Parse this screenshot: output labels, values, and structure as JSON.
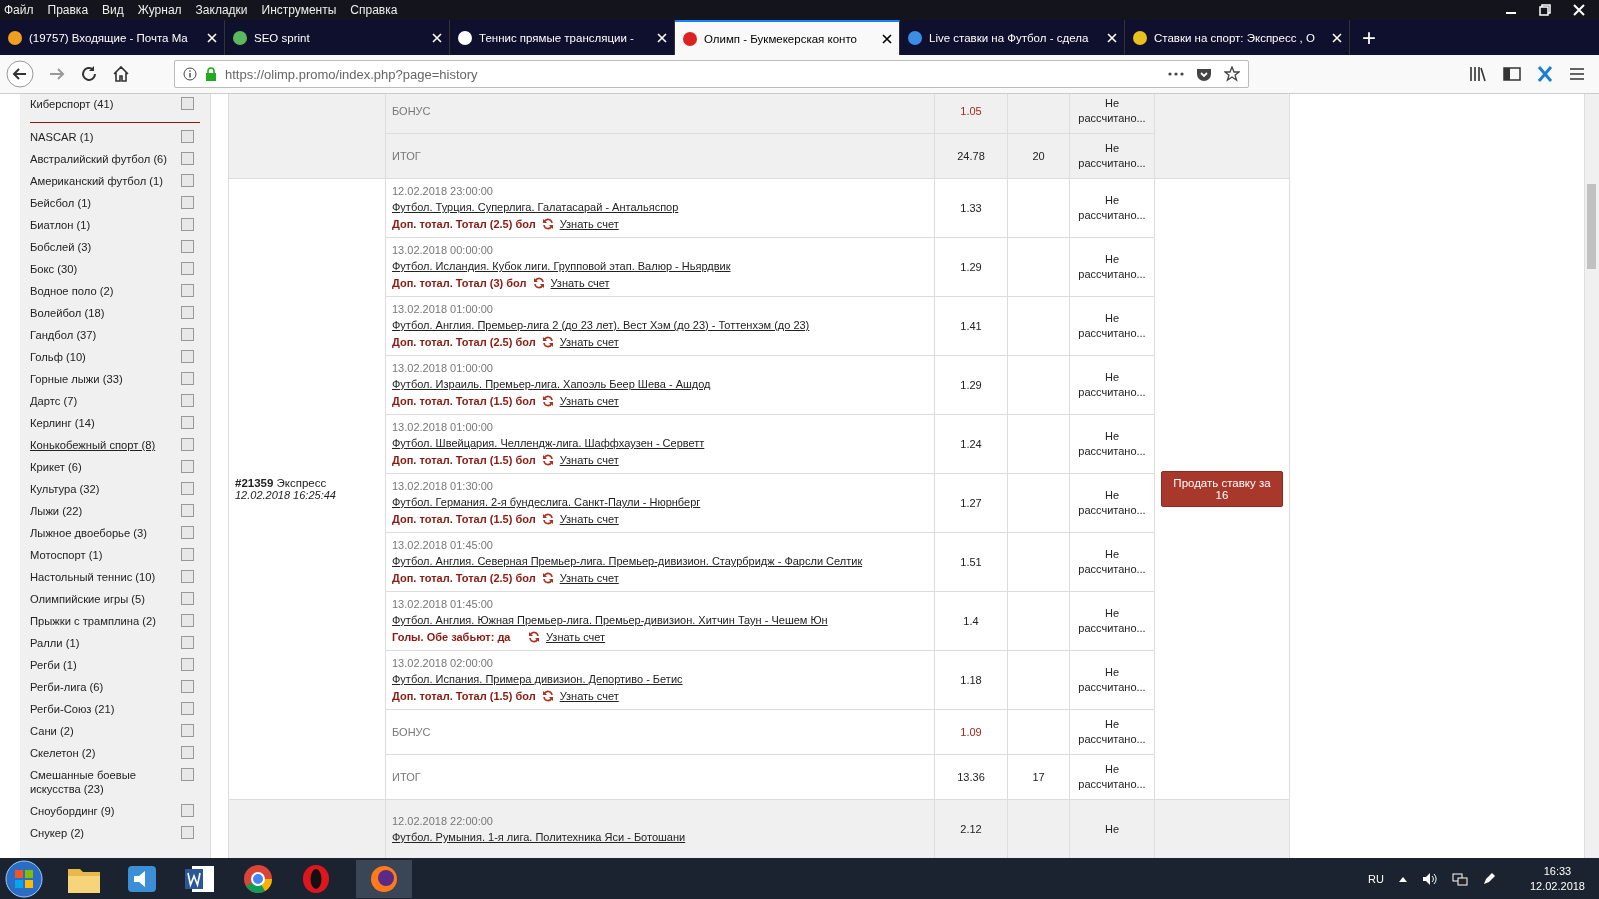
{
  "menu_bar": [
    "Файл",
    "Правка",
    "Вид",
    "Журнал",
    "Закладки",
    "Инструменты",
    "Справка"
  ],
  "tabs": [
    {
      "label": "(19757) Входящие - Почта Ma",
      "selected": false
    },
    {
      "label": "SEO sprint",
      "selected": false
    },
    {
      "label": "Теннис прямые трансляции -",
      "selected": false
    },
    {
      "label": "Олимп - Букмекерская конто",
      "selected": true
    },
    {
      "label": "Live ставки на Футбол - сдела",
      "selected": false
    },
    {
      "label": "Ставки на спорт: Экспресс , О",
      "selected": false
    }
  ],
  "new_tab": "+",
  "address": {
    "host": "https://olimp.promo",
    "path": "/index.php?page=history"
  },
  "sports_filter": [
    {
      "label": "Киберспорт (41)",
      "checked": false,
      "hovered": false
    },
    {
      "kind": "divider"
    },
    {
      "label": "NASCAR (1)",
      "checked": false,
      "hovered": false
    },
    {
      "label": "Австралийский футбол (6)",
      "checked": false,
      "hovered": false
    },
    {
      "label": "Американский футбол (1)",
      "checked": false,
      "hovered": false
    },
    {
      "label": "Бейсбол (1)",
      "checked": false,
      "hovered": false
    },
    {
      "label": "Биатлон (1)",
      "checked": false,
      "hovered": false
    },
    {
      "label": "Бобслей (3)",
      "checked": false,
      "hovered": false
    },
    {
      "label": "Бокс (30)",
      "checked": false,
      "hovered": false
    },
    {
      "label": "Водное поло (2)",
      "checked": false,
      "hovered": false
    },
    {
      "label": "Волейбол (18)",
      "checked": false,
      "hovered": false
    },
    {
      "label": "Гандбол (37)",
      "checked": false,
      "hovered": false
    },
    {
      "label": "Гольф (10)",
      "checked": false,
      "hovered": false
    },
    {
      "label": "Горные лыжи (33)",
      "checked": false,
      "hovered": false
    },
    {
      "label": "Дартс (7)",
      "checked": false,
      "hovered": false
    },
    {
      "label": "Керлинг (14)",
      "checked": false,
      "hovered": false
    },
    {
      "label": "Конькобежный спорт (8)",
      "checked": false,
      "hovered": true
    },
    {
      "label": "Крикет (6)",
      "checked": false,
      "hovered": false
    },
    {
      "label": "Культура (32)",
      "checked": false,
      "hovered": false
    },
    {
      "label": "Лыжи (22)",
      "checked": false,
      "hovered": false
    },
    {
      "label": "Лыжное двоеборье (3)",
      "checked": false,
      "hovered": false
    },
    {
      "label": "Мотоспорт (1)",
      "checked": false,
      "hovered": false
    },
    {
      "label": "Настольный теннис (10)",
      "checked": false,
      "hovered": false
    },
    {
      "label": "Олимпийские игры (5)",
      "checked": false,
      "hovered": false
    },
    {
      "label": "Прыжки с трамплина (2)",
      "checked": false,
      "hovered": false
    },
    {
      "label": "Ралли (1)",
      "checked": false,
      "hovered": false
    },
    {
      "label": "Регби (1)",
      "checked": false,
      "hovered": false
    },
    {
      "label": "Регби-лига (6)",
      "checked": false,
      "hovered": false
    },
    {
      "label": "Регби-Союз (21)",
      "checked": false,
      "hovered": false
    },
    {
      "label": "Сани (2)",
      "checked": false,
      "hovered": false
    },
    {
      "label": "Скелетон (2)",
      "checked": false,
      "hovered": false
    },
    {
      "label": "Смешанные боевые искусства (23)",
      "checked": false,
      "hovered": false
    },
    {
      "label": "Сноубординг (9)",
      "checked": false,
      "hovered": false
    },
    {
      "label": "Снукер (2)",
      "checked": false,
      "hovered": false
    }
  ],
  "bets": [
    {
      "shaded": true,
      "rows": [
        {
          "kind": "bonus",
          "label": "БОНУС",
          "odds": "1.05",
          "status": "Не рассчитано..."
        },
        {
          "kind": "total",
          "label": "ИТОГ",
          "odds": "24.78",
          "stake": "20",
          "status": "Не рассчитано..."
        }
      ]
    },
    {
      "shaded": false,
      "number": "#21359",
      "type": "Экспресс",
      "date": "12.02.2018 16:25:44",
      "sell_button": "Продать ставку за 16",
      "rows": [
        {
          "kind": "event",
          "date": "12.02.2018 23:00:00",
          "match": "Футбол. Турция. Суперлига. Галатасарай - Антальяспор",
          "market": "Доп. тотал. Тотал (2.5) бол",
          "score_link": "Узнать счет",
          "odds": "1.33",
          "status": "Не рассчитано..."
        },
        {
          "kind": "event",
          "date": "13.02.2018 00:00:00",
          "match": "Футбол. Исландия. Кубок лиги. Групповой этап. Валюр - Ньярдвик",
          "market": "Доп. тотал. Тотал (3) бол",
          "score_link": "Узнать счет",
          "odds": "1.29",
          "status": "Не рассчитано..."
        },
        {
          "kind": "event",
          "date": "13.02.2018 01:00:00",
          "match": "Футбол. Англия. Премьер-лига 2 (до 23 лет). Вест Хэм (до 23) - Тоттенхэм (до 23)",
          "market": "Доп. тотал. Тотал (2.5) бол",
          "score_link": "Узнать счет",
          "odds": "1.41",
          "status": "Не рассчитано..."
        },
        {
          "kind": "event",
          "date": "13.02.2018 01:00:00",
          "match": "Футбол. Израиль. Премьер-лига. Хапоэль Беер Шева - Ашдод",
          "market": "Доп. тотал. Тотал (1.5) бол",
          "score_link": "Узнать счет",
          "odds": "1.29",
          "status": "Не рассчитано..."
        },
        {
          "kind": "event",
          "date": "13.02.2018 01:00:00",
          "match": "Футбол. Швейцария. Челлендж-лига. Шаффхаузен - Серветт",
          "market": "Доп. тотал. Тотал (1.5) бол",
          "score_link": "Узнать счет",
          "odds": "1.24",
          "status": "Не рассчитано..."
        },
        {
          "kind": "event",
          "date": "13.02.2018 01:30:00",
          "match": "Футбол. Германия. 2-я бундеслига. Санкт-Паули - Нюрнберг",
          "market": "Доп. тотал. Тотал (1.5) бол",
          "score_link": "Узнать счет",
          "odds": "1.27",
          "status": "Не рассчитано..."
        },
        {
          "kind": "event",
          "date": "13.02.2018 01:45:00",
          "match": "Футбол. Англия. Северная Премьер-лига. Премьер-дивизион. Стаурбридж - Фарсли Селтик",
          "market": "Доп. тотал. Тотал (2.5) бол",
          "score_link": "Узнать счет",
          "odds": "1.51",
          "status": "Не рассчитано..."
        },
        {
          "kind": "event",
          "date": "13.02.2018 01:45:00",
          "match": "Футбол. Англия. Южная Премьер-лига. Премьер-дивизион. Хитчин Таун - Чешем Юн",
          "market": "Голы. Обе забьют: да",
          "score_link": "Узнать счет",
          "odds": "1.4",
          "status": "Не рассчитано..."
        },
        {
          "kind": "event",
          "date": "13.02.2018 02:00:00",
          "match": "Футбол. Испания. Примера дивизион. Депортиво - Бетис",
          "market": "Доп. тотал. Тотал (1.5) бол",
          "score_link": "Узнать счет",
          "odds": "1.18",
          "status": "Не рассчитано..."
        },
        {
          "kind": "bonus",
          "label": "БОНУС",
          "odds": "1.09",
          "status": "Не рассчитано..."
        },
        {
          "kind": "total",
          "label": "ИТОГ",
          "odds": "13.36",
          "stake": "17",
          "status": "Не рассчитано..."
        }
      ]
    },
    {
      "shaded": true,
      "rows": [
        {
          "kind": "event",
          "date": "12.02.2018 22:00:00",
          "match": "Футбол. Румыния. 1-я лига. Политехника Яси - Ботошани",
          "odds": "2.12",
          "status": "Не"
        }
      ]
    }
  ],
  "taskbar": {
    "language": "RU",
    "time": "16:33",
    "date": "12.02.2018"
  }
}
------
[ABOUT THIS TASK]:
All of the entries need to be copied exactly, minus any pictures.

[WORKED SOLUTION]:
Parse this screenshot: output labels, values, and structure as JSON.
{
  "menu_bar": [
    "Файл",
    "Правка",
    "Вид",
    "Журнал",
    "Закладки",
    "Инструменты",
    "Справка"
  ],
  "tabs": [
    {
      "label": "(19757) Входящие - Почта Ma",
      "selected": false
    },
    {
      "label": "SEO sprint",
      "selected": false
    },
    {
      "label": "Теннис прямые трансляции -",
      "selected": false
    },
    {
      "label": "Олимп - Букмекерская конто",
      "selected": true
    },
    {
      "label": "Live ставки на Футбол - сдела",
      "selected": false
    },
    {
      "label": "Ставки на спорт: Экспресс , О",
      "selected": false
    }
  ],
  "new_tab": "+",
  "address": {
    "host": "https://olimp.promo",
    "path": "/index.php?page=history"
  },
  "sports_filter": [
    {
      "label": "Киберспорт (41)",
      "checked": false,
      "hovered": false
    },
    {
      "kind": "divider"
    },
    {
      "label": "NASCAR (1)",
      "checked": false,
      "hovered": false
    },
    {
      "label": "Австралийский футбол (6)",
      "checked": false,
      "hovered": false
    },
    {
      "label": "Американский футбол (1)",
      "checked": false,
      "hovered": false
    },
    {
      "label": "Бейсбол (1)",
      "checked": false,
      "hovered": false
    },
    {
      "label": "Биатлон (1)",
      "checked": false,
      "hovered": false
    },
    {
      "label": "Бобслей (3)",
      "checked": false,
      "hovered": false
    },
    {
      "label": "Бокс (30)",
      "checked": false,
      "hovered": false
    },
    {
      "label": "Водное поло (2)",
      "checked": false,
      "hovered": false
    },
    {
      "label": "Волейбол (18)",
      "checked": false,
      "hovered": false
    },
    {
      "label": "Гандбол (37)",
      "checked": false,
      "hovered": false
    },
    {
      "label": "Гольф (10)",
      "checked": false,
      "hovered": false
    },
    {
      "label": "Горные лыжи (33)",
      "checked": false,
      "hovered": false
    },
    {
      "label": "Дартс (7)",
      "checked": false,
      "hovered": false
    },
    {
      "label": "Керлинг (14)",
      "checked": false,
      "hovered": false
    },
    {
      "label": "Конькобежный спорт (8)",
      "checked": false,
      "hovered": true
    },
    {
      "label": "Крикет (6)",
      "checked": false,
      "hovered": false
    },
    {
      "label": "Культура (32)",
      "checked": false,
      "hovered": false
    },
    {
      "label": "Лыжи (22)",
      "checked": false,
      "hovered": false
    },
    {
      "label": "Лыжное двоеборье (3)",
      "checked": false,
      "hovered": false
    },
    {
      "label": "Мотоспорт (1)",
      "checked": false,
      "hovered": false
    },
    {
      "label": "Настольный теннис (10)",
      "checked": false,
      "hovered": false
    },
    {
      "label": "Олимпийские игры (5)",
      "checked": false,
      "hovered": false
    },
    {
      "label": "Прыжки с трамплина (2)",
      "checked": false,
      "hovered": false
    },
    {
      "label": "Ралли (1)",
      "checked": false,
      "hovered": false
    },
    {
      "label": "Регби (1)",
      "checked": false,
      "hovered": false
    },
    {
      "label": "Регби-лига (6)",
      "checked": false,
      "hovered": false
    },
    {
      "label": "Регби-Союз (21)",
      "checked": false,
      "hovered": false
    },
    {
      "label": "Сани (2)",
      "checked": false,
      "hovered": false
    },
    {
      "label": "Скелетон (2)",
      "checked": false,
      "hovered": false
    },
    {
      "label": "Смешанные боевые искусства (23)",
      "checked": false,
      "hovered": false
    },
    {
      "label": "Сноубординг (9)",
      "checked": false,
      "hovered": false
    },
    {
      "label": "Снукер (2)",
      "checked": false,
      "hovered": false
    }
  ],
  "bets": [
    {
      "shaded": true,
      "rows": [
        {
          "kind": "bonus",
          "label": "БОНУС",
          "odds": "1.05",
          "status": "Не рассчитано..."
        },
        {
          "kind": "total",
          "label": "ИТОГ",
          "odds": "24.78",
          "stake": "20",
          "status": "Не рассчитано..."
        }
      ]
    },
    {
      "shaded": false,
      "number": "#21359",
      "type": "Экспресс",
      "date": "12.02.2018 16:25:44",
      "sell_button": "Продать ставку за 16",
      "rows": [
        {
          "kind": "event",
          "date": "12.02.2018 23:00:00",
          "match": "Футбол. Турция. Суперлига. Галатасарай - Антальяспор",
          "market": "Доп. тотал. Тотал (2.5) бол",
          "score_link": "Узнать счет",
          "odds": "1.33",
          "status": "Не рассчитано..."
        },
        {
          "kind": "event",
          "date": "13.02.2018 00:00:00",
          "match": "Футбол. Исландия. Кубок лиги. Групповой этап. Валюр - Ньярдвик",
          "market": "Доп. тотал. Тотал (3) бол",
          "score_link": "Узнать счет",
          "odds": "1.29",
          "status": "Не рассчитано..."
        },
        {
          "kind": "event",
          "date": "13.02.2018 01:00:00",
          "match": "Футбол. Англия. Премьер-лига 2 (до 23 лет). Вест Хэм (до 23) - Тоттенхэм (до 23)",
          "market": "Доп. тотал. Тотал (2.5) бол",
          "score_link": "Узнать счет",
          "odds": "1.41",
          "status": "Не рассчитано..."
        },
        {
          "kind": "event",
          "date": "13.02.2018 01:00:00",
          "match": "Футбол. Израиль. Премьер-лига. Хапоэль Беер Шева - Ашдод",
          "market": "Доп. тотал. Тотал (1.5) бол",
          "score_link": "Узнать счет",
          "odds": "1.29",
          "status": "Не рассчитано..."
        },
        {
          "kind": "event",
          "date": "13.02.2018 01:00:00",
          "match": "Футбол. Швейцария. Челлендж-лига. Шаффхаузен - Серветт",
          "market": "Доп. тотал. Тотал (1.5) бол",
          "score_link": "Узнать счет",
          "odds": "1.24",
          "status": "Не рассчитано..."
        },
        {
          "kind": "event",
          "date": "13.02.2018 01:30:00",
          "match": "Футбол. Германия. 2-я бундеслига. Санкт-Паули - Нюрнберг",
          "market": "Доп. тотал. Тотал (1.5) бол",
          "score_link": "Узнать счет",
          "odds": "1.27",
          "status": "Не рассчитано..."
        },
        {
          "kind": "event",
          "date": "13.02.2018 01:45:00",
          "match": "Футбол. Англия. Северная Премьер-лига. Премьер-дивизион. Стаурбридж - Фарсли Селтик",
          "market": "Доп. тотал. Тотал (2.5) бол",
          "score_link": "Узнать счет",
          "odds": "1.51",
          "status": "Не рассчитано..."
        },
        {
          "kind": "event",
          "date": "13.02.2018 01:45:00",
          "match": "Футбол. Англия. Южная Премьер-лига. Премьер-дивизион. Хитчин Таун - Чешем Юн",
          "market": "Голы. Обе забьют: да",
          "score_link": "Узнать счет",
          "odds": "1.4",
          "status": "Не рассчитано..."
        },
        {
          "kind": "event",
          "date": "13.02.2018 02:00:00",
          "match": "Футбол. Испания. Примера дивизион. Депортиво - Бетис",
          "market": "Доп. тотал. Тотал (1.5) бол",
          "score_link": "Узнать счет",
          "odds": "1.18",
          "status": "Не рассчитано..."
        },
        {
          "kind": "bonus",
          "label": "БОНУС",
          "odds": "1.09",
          "status": "Не рассчитано..."
        },
        {
          "kind": "total",
          "label": "ИТОГ",
          "odds": "13.36",
          "stake": "17",
          "status": "Не рассчитано..."
        }
      ]
    },
    {
      "shaded": true,
      "rows": [
        {
          "kind": "event",
          "date": "12.02.2018 22:00:00",
          "match": "Футбол. Румыния. 1-я лига. Политехника Яси - Ботошани",
          "odds": "2.12",
          "status": "Не"
        }
      ]
    }
  ],
  "taskbar": {
    "language": "RU",
    "time": "16:33",
    "date": "12.02.2018"
  }
}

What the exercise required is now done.